Staunton Could See The Future
In the first part of this article, we saw numerous examples of Howard Staunton's sparkling attacks.
Yes, he knew how to attack, but there were many players who could do it as well if not better than him (Paul Morphy instantly comes to mind here). So, what sets the great Englishman apart from most of his contemporaries?
The short answer is that he foresaw the future! I already mentioned in last week's article the gold standard of the modern tournament chess: the Staunton chess set. But besides his famous chess set, Howard Staunton introduced something no modern world championship match can be imagined without.
I bet you won't guess what it was. You can check the correct answer at the end of this article.
Talking about Staunton's chess heritage, we cannot miss the fact that his understanding of closed positions was ahead of his time by about 100 years! Many of his deep positional concepts were reused by other great chess players many years later.
Staunton via Wikipedia.

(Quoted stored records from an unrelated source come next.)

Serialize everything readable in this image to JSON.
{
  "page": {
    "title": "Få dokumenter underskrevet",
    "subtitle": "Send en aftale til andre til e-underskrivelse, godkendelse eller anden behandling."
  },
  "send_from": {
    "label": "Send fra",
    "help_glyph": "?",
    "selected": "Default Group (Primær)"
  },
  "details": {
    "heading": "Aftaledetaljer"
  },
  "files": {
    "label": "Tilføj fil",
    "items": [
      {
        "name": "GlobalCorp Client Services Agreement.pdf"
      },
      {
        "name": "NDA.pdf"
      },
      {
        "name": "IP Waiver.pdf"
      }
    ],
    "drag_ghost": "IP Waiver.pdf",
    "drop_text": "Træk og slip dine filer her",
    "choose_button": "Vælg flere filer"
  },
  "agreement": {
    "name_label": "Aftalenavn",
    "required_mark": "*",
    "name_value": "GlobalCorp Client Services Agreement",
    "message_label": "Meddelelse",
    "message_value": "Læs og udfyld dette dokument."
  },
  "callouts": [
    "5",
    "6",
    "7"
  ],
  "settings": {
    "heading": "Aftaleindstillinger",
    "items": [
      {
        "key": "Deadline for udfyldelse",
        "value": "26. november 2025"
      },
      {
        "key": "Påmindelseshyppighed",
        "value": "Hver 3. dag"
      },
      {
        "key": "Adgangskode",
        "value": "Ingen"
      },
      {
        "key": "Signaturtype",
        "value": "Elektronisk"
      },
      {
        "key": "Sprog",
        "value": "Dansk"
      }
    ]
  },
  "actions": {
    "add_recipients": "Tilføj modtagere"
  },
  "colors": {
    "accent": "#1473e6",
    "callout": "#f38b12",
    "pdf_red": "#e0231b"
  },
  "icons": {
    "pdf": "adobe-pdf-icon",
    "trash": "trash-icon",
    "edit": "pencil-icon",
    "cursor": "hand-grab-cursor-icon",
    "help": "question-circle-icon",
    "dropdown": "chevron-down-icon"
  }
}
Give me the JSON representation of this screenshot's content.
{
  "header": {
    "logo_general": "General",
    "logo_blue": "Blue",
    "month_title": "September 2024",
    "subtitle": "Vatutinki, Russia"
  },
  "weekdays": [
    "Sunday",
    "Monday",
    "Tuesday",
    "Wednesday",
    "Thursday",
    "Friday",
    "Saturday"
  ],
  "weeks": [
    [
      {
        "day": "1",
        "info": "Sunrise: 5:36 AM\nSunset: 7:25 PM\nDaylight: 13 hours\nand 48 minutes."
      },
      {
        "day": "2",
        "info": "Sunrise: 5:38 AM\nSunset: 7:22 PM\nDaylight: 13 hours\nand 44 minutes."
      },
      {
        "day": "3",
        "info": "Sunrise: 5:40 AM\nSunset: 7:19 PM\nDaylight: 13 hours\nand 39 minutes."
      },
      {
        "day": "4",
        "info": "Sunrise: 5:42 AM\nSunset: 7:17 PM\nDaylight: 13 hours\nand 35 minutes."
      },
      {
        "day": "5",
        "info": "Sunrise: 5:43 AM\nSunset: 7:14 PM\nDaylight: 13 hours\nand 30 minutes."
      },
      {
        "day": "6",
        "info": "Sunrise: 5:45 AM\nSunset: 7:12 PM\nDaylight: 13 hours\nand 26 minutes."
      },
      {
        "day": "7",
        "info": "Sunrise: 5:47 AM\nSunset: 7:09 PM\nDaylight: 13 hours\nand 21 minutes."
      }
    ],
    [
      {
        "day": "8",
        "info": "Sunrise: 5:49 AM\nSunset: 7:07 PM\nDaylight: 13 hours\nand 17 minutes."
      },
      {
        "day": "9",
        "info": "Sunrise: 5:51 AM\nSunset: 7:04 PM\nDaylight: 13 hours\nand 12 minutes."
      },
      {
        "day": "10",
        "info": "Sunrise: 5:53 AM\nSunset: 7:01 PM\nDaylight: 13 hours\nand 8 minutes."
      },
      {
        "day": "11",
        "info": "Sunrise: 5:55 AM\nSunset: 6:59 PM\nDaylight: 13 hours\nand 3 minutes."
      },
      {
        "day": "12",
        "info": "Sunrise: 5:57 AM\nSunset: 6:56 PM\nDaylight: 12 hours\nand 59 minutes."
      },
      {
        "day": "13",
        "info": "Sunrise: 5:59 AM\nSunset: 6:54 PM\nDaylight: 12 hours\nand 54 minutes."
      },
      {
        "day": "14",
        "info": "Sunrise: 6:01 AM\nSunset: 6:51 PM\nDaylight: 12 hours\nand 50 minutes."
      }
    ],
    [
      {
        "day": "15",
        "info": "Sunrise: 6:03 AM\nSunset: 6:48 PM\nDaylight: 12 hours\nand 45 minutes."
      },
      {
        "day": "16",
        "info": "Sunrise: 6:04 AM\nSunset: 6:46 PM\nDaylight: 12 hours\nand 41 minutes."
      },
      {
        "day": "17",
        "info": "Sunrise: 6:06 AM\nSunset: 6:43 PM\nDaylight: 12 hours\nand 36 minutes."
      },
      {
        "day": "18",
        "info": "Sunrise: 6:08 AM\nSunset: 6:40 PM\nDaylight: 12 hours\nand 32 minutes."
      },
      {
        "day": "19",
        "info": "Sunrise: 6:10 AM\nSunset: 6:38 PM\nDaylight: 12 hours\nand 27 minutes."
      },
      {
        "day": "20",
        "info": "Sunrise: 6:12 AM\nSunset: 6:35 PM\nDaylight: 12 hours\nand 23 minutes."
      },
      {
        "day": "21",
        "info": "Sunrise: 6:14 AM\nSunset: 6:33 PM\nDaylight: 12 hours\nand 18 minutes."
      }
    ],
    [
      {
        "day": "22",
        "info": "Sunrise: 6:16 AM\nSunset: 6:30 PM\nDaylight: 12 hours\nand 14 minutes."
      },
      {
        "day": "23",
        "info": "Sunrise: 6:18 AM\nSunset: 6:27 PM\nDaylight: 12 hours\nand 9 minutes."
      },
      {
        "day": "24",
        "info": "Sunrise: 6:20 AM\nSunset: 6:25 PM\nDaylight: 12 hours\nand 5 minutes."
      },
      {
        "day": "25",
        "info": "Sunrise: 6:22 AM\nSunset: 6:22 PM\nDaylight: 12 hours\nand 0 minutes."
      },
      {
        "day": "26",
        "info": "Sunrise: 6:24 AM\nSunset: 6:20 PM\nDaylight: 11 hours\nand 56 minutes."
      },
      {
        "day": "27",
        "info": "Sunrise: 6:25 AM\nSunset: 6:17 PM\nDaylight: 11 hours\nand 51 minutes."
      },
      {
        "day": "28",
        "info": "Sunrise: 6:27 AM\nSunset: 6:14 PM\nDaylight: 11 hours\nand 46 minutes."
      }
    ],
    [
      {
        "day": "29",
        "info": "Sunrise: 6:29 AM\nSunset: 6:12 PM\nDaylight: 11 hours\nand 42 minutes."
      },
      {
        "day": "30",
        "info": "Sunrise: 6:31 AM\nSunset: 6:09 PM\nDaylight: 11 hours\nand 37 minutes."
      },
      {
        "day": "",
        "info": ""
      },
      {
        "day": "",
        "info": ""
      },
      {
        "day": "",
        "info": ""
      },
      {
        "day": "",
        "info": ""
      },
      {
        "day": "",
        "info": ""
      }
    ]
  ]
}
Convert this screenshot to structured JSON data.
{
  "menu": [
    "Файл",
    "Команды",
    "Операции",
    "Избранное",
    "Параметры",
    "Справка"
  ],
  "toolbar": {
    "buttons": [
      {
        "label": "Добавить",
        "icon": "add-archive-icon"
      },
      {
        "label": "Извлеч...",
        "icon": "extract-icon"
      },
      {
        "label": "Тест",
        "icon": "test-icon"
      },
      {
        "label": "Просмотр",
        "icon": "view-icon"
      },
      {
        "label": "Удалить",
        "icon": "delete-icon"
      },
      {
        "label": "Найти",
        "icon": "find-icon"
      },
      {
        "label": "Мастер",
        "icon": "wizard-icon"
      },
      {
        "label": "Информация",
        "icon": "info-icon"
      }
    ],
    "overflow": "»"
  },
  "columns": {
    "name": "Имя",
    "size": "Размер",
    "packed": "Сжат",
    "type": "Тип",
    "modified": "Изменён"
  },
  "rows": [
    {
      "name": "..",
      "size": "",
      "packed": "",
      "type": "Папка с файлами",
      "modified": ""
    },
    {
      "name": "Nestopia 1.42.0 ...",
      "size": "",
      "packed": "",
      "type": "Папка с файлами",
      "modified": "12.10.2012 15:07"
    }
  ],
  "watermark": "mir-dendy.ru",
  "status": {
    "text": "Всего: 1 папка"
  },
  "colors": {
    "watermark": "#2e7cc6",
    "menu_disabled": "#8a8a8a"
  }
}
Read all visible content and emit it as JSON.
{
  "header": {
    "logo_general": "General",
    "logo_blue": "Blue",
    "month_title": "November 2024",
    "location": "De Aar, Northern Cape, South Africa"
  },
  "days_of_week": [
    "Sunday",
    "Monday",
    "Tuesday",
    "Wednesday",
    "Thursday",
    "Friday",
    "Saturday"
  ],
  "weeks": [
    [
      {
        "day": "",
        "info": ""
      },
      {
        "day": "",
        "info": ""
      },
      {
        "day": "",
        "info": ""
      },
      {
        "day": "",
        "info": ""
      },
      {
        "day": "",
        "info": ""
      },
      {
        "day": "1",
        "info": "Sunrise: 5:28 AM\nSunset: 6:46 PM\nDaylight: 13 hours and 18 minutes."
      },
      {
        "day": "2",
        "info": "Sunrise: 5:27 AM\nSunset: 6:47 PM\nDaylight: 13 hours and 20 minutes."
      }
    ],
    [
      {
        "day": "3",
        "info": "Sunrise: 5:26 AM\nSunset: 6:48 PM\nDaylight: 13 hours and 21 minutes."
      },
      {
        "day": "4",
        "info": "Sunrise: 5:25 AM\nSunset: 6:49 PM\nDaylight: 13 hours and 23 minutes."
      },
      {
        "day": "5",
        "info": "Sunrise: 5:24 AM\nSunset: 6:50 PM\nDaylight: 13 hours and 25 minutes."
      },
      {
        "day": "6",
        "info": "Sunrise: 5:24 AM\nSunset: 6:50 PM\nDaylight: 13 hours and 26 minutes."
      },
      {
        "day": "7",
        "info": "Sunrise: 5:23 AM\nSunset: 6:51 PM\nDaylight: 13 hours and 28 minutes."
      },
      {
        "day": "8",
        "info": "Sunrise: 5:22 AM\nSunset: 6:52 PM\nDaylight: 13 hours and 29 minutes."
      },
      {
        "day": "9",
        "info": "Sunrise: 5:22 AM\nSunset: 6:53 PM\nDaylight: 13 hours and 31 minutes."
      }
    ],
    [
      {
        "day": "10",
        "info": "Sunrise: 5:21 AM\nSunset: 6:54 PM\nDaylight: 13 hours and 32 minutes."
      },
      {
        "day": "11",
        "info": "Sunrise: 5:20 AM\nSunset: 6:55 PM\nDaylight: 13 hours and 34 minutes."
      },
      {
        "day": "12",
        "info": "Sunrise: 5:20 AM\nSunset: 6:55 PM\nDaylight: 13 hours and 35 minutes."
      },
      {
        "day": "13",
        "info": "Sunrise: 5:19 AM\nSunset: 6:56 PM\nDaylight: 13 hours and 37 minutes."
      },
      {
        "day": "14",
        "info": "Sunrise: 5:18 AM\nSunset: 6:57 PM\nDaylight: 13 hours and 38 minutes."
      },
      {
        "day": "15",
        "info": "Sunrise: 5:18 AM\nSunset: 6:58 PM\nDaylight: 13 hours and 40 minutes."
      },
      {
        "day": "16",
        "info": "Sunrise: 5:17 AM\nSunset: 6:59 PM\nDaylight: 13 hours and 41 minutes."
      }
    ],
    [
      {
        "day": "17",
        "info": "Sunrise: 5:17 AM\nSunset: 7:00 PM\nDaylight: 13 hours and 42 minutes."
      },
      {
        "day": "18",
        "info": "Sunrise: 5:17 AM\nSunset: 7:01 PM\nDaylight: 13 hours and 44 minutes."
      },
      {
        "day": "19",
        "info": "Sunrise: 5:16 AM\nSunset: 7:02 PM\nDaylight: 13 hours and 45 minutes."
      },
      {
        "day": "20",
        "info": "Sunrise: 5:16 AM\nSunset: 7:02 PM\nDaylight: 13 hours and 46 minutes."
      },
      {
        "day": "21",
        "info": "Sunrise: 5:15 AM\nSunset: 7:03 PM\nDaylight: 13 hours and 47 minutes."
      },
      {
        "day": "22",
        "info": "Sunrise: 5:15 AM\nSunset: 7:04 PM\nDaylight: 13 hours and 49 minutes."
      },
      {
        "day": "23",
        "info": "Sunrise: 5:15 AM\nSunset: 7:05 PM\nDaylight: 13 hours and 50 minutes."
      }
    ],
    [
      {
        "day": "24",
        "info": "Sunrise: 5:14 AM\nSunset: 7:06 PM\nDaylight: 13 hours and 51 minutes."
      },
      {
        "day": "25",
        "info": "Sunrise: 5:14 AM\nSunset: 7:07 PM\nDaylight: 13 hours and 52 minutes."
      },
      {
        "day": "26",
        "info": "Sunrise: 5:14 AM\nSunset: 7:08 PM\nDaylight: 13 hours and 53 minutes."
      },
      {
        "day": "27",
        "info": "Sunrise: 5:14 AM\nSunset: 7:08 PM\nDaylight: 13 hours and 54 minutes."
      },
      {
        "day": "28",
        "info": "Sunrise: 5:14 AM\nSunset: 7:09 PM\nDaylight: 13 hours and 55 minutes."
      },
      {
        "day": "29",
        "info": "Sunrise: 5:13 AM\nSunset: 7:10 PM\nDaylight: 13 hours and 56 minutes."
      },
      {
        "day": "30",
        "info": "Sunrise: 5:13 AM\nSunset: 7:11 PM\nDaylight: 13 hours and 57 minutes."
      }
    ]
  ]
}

Look at the following game. There Staunton introduced the concept of a blockade as well as the opening that was later christened the Nimzowitsch-Larsen Attack.
Look at the pathetic black bishops and hopeless doubled pawns c6 and c5. Staunton produces one of the best examples of chess blockade about 85 years before Nimzowitsch revealed it to the chess world in his famous book My System. We already discussed this concept here and here. Play through the games that we analyzed in these two articles and you will see that Nimzowitsch just successfully borrowed and developed Staunton's idea!
Positional Exchange Sacrifice
When we talk about a positional exchange sacrifice, the first name that comes to mind is the great "iron" Tigran. Indeed, the world champion Petrosian loved to sacrifice an exchange for purely positional benefits, like in the following game:
Now look at the next game. Don't you think that just like Aron Nimzowitsch before him, Tigran Petrosian also borrowed the idea from Staunton?
Hypermodernism and the Reti Opening
Hypermodernism as a school was established in 1920s. It denounced the old guideline that you must grab the center with your pawns in the opening. Instead the hypermodernists allowed the opponent to build a pawn center in order to attack it later. The Reti opening became a true anthem of hypermodernism.
A good modern example of this opening is the following game. Notice how Black's solid center slowly disappears and at the end it is White who completely dominates there!
The game is very cool indeed, but Howard Staunton played this way about 130 years before the above-mentioned game!
As you can see, Howard Staunton was way ahead of his time and his input into the modern chess is still underappreciated.
By the way, to answer the trivia question from the beginning of the article, Howard Staunton was the first chess player ever who invited seconds to assist him, namely in his second match vs. Saint Amant in 1843. Therefore Thomas Worrall and Harry Wilson, who helped Staunton convincingly win the match (13-8), became the first seconds in the chess history!